** Exercise prompt **
Whenever a line in the records below contains "right", pick it out.

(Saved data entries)
^^^^^^^^
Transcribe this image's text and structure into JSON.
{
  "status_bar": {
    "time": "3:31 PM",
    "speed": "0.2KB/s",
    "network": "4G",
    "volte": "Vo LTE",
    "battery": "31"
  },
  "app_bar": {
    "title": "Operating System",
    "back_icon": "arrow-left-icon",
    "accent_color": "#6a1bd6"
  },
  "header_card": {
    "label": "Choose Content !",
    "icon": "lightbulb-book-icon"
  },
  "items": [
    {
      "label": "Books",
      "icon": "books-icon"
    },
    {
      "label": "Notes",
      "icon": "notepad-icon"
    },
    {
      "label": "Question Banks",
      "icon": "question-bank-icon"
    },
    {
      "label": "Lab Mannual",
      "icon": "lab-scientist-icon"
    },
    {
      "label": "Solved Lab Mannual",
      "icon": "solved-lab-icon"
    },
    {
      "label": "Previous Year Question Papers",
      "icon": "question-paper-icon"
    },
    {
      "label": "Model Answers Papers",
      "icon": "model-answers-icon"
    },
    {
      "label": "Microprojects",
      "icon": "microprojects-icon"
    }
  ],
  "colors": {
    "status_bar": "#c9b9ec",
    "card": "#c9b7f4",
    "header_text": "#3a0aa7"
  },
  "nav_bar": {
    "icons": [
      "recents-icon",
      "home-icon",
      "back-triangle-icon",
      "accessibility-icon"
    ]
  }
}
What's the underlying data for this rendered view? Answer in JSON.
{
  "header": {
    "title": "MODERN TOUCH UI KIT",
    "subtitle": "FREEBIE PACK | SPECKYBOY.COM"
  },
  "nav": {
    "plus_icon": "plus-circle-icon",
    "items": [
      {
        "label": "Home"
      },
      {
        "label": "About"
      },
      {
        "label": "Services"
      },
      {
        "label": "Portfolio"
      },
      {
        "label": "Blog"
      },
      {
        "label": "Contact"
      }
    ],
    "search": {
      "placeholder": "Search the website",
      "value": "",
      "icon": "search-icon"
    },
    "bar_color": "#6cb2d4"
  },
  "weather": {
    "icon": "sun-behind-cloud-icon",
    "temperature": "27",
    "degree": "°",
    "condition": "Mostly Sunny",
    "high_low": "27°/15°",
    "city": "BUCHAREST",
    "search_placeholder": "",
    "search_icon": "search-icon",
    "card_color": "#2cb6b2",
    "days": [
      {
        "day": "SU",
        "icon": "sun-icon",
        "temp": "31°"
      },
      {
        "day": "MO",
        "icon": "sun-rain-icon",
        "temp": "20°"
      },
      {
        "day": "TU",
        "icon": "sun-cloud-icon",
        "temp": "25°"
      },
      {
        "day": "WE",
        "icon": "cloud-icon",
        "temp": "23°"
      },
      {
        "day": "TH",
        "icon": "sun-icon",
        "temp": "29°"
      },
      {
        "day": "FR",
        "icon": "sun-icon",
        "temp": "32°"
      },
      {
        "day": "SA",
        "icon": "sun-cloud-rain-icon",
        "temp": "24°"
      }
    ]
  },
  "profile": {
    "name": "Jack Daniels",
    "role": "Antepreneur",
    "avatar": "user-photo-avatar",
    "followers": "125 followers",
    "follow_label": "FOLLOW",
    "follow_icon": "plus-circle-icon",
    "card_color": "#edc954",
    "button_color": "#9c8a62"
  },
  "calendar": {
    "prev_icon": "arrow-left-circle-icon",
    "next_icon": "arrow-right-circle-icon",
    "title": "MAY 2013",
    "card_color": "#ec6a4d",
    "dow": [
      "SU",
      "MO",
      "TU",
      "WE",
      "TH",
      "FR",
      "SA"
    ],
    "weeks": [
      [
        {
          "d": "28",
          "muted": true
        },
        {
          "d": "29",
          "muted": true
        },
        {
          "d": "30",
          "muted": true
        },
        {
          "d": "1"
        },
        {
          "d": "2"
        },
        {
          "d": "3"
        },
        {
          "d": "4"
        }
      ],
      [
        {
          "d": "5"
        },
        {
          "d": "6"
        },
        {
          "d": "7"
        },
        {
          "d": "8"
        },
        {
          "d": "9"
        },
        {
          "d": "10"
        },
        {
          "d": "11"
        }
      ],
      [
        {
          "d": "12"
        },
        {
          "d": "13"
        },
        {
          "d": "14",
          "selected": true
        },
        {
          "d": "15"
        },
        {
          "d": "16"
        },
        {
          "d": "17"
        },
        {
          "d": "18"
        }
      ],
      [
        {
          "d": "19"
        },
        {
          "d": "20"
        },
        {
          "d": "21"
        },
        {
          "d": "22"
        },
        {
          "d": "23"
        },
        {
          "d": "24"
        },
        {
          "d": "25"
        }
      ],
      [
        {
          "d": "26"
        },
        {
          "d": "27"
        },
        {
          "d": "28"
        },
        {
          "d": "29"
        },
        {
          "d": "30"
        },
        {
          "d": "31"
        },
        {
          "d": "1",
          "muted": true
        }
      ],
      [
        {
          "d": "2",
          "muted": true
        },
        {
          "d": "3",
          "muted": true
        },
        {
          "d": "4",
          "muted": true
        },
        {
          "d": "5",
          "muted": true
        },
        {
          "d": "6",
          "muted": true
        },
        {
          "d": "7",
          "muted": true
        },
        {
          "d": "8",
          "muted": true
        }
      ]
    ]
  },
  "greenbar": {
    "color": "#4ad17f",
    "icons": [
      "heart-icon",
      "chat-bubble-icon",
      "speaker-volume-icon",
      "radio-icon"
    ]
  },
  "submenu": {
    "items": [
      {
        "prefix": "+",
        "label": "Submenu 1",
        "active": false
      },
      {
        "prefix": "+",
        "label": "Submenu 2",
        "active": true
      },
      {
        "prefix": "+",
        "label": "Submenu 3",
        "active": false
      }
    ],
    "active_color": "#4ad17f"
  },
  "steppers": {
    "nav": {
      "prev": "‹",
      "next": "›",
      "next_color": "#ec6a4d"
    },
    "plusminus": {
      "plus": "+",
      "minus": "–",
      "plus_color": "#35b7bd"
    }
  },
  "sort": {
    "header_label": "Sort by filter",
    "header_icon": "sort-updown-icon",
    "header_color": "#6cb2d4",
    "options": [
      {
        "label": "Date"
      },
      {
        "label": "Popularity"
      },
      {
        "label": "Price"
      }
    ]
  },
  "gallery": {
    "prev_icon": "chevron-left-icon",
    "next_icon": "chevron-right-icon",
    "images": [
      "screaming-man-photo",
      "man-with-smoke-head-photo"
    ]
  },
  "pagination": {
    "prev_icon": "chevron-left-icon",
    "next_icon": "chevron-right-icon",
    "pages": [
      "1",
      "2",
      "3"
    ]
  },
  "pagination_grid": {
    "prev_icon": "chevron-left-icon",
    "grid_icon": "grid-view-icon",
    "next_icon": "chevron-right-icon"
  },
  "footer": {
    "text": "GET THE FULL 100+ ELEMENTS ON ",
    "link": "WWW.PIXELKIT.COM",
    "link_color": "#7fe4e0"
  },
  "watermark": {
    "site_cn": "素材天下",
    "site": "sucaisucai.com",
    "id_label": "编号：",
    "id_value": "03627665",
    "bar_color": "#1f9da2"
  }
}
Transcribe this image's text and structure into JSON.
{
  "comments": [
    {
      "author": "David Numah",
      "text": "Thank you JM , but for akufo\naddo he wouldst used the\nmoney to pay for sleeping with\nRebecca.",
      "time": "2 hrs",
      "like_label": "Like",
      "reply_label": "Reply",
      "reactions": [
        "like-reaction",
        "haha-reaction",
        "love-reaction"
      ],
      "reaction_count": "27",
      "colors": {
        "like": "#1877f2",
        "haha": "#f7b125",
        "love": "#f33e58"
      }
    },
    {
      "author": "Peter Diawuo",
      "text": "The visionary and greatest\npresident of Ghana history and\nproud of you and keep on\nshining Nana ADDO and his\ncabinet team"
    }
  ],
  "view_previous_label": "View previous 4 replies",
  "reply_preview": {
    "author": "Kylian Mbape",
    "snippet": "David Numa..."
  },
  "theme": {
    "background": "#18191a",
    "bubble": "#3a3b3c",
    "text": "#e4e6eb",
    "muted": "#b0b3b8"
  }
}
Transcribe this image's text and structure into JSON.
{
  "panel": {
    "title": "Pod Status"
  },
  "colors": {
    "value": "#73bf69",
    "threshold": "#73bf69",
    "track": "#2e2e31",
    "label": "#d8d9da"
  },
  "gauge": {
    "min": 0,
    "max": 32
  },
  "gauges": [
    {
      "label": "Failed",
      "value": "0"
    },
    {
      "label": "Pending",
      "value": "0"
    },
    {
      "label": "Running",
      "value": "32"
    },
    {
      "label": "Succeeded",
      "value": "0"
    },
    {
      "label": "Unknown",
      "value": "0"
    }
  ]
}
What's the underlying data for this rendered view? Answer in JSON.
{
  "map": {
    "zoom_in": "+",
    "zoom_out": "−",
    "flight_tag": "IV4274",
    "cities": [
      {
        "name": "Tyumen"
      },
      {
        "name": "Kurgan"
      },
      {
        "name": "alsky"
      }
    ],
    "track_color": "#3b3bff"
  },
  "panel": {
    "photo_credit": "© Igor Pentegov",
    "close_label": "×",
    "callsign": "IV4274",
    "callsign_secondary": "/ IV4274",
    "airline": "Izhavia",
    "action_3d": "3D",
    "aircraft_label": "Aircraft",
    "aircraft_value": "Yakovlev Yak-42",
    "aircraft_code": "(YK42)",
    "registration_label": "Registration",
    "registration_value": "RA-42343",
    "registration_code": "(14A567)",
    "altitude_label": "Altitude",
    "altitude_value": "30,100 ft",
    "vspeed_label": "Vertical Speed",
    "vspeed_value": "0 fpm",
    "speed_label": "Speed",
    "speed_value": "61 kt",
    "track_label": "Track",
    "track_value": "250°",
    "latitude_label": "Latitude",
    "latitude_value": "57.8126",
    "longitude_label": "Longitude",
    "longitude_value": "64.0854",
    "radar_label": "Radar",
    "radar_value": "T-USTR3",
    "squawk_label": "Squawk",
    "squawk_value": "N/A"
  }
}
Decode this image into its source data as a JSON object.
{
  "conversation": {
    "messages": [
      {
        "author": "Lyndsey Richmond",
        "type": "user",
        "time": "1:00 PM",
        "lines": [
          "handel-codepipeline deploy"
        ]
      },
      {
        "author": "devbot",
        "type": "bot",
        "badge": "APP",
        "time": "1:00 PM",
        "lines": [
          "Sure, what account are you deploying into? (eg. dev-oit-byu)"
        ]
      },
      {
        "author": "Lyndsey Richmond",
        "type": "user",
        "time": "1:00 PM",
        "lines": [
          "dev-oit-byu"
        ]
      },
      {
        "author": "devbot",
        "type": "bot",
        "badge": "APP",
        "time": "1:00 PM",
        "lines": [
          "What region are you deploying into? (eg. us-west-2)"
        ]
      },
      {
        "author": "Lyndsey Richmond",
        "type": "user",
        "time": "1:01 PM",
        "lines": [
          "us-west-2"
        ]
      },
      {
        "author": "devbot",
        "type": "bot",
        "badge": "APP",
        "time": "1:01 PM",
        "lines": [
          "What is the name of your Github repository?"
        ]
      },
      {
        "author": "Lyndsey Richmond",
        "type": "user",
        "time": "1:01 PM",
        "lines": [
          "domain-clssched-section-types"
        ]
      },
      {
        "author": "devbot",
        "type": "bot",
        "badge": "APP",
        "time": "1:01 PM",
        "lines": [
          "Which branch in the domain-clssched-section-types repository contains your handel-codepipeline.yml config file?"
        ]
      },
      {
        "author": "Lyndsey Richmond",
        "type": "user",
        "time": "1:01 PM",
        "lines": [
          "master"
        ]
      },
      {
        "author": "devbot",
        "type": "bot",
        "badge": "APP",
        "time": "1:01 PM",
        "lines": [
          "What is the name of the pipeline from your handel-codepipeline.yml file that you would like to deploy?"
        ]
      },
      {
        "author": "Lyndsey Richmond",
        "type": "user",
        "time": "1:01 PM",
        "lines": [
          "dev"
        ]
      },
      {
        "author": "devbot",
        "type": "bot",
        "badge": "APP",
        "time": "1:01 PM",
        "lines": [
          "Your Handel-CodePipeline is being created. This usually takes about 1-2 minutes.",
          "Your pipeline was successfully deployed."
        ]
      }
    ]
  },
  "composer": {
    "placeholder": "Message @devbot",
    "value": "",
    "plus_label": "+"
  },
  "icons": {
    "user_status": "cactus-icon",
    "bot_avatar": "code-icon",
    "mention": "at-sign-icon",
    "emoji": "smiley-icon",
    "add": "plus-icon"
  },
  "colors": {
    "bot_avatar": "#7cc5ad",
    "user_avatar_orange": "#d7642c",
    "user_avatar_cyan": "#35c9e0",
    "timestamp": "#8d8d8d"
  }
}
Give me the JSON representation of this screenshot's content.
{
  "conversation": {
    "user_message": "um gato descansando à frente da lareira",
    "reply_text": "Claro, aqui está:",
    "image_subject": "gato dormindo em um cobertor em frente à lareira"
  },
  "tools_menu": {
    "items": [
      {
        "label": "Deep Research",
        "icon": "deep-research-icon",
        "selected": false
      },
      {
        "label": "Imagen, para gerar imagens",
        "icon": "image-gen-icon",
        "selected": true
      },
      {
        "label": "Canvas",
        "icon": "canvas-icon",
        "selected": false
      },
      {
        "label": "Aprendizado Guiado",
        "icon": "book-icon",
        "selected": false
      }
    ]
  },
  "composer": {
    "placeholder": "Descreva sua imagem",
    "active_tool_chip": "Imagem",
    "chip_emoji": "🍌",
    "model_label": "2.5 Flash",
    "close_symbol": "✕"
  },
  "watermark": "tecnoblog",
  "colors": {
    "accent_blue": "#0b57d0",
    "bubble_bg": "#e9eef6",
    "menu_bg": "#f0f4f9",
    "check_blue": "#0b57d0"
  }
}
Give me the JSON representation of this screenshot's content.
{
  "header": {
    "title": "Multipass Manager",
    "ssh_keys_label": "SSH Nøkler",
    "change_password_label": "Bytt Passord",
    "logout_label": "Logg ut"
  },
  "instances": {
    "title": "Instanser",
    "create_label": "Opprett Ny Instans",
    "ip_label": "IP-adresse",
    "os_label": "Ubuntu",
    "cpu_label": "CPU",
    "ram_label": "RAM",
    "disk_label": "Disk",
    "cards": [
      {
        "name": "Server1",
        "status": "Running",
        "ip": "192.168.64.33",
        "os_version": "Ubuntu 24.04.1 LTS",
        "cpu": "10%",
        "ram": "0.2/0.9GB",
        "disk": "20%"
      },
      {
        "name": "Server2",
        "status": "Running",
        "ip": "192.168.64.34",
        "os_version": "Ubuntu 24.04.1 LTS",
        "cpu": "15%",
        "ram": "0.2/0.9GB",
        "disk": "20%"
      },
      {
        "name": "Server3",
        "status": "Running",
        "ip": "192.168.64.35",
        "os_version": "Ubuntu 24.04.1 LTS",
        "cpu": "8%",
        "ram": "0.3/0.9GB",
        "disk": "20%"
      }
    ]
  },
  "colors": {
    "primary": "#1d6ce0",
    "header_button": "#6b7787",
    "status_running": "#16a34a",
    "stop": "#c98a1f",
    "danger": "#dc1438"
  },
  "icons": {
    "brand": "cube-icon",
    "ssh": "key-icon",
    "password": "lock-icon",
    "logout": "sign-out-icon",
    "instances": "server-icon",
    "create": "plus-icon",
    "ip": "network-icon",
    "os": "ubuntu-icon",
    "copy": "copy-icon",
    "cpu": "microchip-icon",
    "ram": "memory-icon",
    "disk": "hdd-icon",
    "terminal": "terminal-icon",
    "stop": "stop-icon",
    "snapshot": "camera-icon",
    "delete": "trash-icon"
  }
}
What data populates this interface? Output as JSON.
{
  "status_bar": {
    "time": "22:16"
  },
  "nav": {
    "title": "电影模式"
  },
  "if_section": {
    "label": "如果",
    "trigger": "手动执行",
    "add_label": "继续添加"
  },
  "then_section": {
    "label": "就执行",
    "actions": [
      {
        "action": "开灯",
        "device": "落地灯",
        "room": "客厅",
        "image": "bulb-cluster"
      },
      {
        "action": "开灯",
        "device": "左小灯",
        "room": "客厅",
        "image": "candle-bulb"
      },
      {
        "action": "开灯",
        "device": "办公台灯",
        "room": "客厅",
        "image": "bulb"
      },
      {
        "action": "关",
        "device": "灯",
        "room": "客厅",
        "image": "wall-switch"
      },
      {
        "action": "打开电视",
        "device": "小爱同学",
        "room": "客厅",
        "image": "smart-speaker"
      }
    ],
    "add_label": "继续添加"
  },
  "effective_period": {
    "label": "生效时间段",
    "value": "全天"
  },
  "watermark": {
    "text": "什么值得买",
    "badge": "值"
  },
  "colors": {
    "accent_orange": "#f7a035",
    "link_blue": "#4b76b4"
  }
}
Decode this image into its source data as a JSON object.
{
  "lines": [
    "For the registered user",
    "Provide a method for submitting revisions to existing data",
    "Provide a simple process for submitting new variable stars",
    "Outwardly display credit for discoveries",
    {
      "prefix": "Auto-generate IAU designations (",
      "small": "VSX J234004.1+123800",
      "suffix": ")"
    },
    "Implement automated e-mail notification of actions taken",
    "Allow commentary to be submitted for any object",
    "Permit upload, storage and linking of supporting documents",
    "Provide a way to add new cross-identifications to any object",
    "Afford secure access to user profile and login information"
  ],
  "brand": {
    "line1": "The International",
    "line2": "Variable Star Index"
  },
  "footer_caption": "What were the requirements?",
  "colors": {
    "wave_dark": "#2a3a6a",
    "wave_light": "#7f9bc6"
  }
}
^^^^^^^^
** Solution for this task **
    "next_icon": "arrow-right-circle-icon",
    "next_icon": "chevron-right-icon",
    "next_icon": "chevron-right-icon",
    "next_icon": "chevron-right-icon"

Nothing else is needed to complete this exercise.